In 1975, the year of her death, Hannah Arendt’s (b. 1906) last essay appeared in the New York Review of Books with the title, “Home to Roost.” Anticipating the American bicentennial, the essay is not joyous but rather full of “fear and trembling,” expressing severe doubts as to “whether our form of government would be able to withstand the onslaught of this century’s inimical forces and survive the year 2000.” The Watergate scandal which signaled the introduction of tactics of “petty criminality” into the business of government; the Vietnam debacle, which Arendt calls “an outright humiliating defeat;” the deceptions induced by public relations strategists of Madison Avenue to further dupe a public lulled by the seductions of consumerism; rising inflation, unemployment and growing crime in urban centers lead Arendt to issue what her friend, the philosopher Glenn Gray, calls a “Cassandra-like” warning (King, 296): “While we now slowly emerge from under the rubble of the events of the last few years,” she concludes, “let us not forget these years of aberration, lest we become wholly unworthy of the glorious beginnings of two hundred years ago.”
By Neil Roberts
This is the first review in the Roundtable series devoted to Richard King’s work Arendt and America. For the introduction, click here.
Here, then, is the dilemma, and it is a puzzling one, I admit…what, after all, am I? Am I an American or am I a Negro? Can I be both? Or is it my duty to cease to be a Negro as soon as possible and be an American?
—W.E.B. Du Bois, “The Conservation of Races” (1897)
In the first place, we don’t like to be called “refugees.” We ourselves call each other “newcomers” or “immigrants.” Our newspapers are papers for “Americans of German language”; and, as far as I know, there is not and never was any club founded by Hitler-persecuted people whose name indicated that its members were refugees.”
—Hannah Arendt, “We Refugees” (1943)

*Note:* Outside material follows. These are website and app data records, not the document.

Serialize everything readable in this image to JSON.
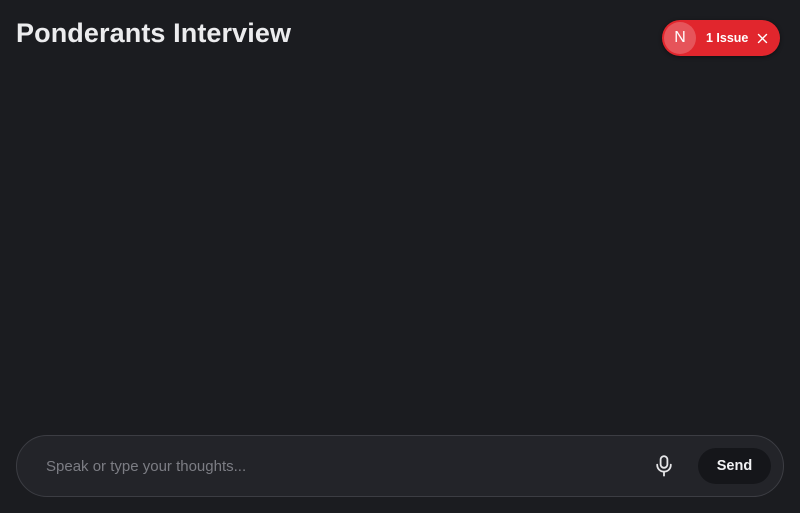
{
  "header": {
    "title": "Ponderants Interview"
  },
  "issue_badge": {
    "logo_letter": "N",
    "label": "1 Issue",
    "icon": "close-icon",
    "color": "#e1262d"
  },
  "composer": {
    "input_value": "",
    "input_placeholder": "Speak or type your thoughts...",
    "mic_icon": "microphone-icon",
    "send_label": "Send"
  },
  "colors": {
    "background": "#1b1c20",
    "composer_background": "#232429",
    "send_button": "#15161a"
  }
}
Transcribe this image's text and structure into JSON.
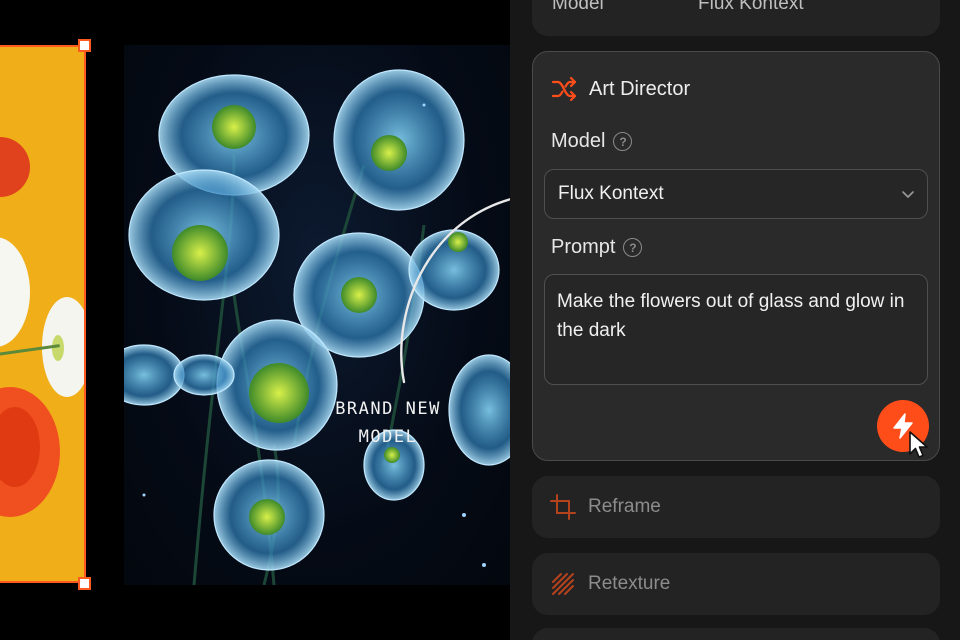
{
  "canvas": {
    "label": "BRAND NEW\nMODEL"
  },
  "panel": {
    "top_card": {
      "key": "Model",
      "value": "Flux Kontext"
    },
    "art_director": {
      "title": "Art Director",
      "model_label": "Model",
      "model_value": "Flux Kontext",
      "prompt_label": "Prompt",
      "prompt_value": "Make the flowers out of glass and glow in the dark",
      "help_glyph": "?"
    },
    "tools": [
      {
        "label": "Reframe",
        "icon": "crop-icon"
      },
      {
        "label": "Retexture",
        "icon": "texture-icon"
      }
    ]
  },
  "colors": {
    "accent": "#ff4d1a",
    "panel_bg": "#171717",
    "card_bg": "#232323",
    "source_bg": "#f0ae19"
  }
}
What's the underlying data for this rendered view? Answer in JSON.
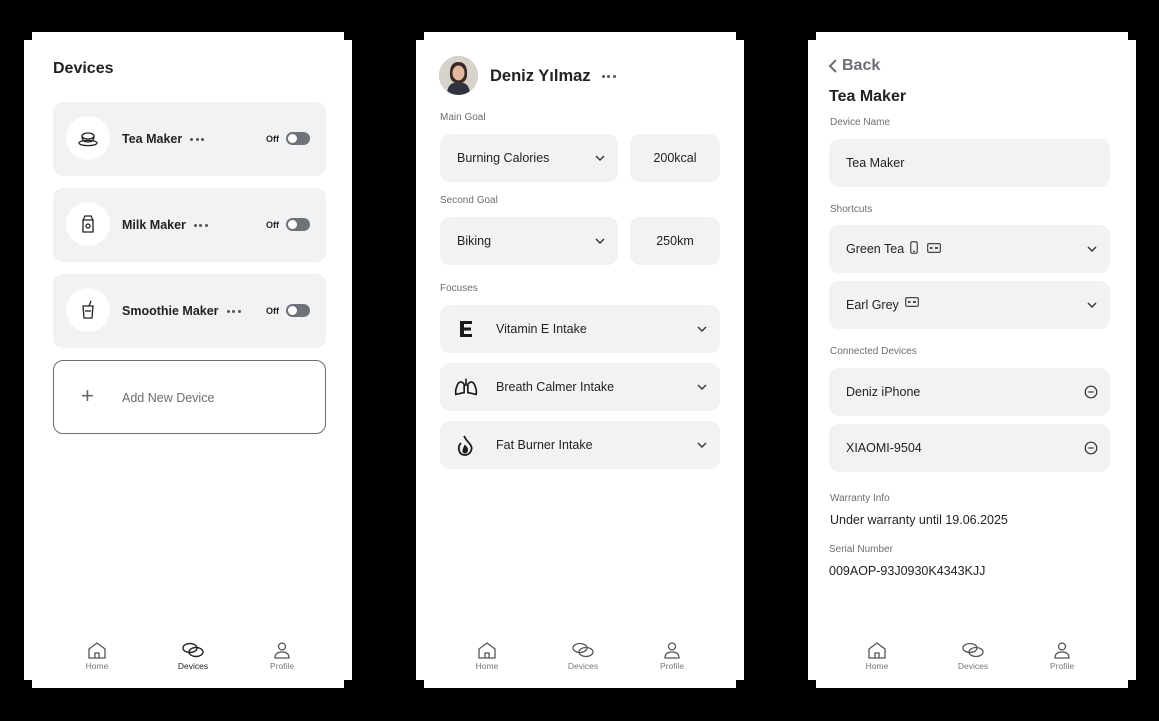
{
  "screen1": {
    "title": "Devices",
    "devices": [
      {
        "name": "Tea Maker",
        "status": "Off",
        "icon": "teacup-icon"
      },
      {
        "name": "Milk Maker",
        "status": "Off",
        "icon": "milk-carton-icon"
      },
      {
        "name": "Smoothie Maker",
        "status": "Off",
        "icon": "smoothie-cup-icon"
      }
    ],
    "add_label": "Add New Device",
    "add_icon": "plus"
  },
  "screen2": {
    "user_name": "Deniz Yılmaz",
    "main_goal_label": "Main Goal",
    "main_goal_value": "Burning Calories",
    "main_goal_amount": "200kcal",
    "second_goal_label": "Second Goal",
    "second_goal_value": "Biking",
    "second_goal_amount": "250km",
    "focuses_label": "Focuses",
    "focuses": [
      {
        "label": "Vitamin E Intake",
        "icon": "vitamin-e-icon"
      },
      {
        "label": "Breath Calmer Intake",
        "icon": "lungs-icon"
      },
      {
        "label": "Fat Burner Intake",
        "icon": "flame-drop-icon"
      }
    ]
  },
  "screen3": {
    "back_label": "Back",
    "title": "Tea Maker",
    "device_name_label": "Device Name",
    "device_name_value": "Tea Maker",
    "shortcuts_label": "Shortcuts",
    "shortcuts": [
      {
        "label": "Green Tea",
        "icons": [
          "phone-icon",
          "card-icon"
        ]
      },
      {
        "label": "Earl Grey",
        "icons": [
          "card-icon"
        ]
      }
    ],
    "connected_label": "Connected Devices",
    "connected": [
      {
        "label": "Deniz iPhone"
      },
      {
        "label": "XIAOMI-9504"
      }
    ],
    "warranty_label": "Warranty Info",
    "warranty_value": "Under warranty until 19.06.2025",
    "serial_label": "Serial Number",
    "serial_value": "009AOP-93J0930K4343KJJ"
  },
  "tabbar": {
    "tabs": [
      {
        "label": "Home",
        "icon": "home-icon"
      },
      {
        "label": "Devices",
        "icon": "devices-link-icon"
      },
      {
        "label": "Profile",
        "icon": "profile-icon"
      }
    ],
    "active_screen1": "Devices"
  }
}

It was the experience of the Republic here which decisively shaped her political thinking, tempered as it was in the fires of European tyranny and catastrophe, and forever supported by her grounding in classical thought. America taught her a way beyond the hardened alternatives of left and right from which she had escaped; and the idea of the Republic, as the realistic chance for freedom, remained dear to her even in its darkening days.
—Hans Jonas eulogy at Arendt’s funeral, Riverside Memorial Chapel (1975)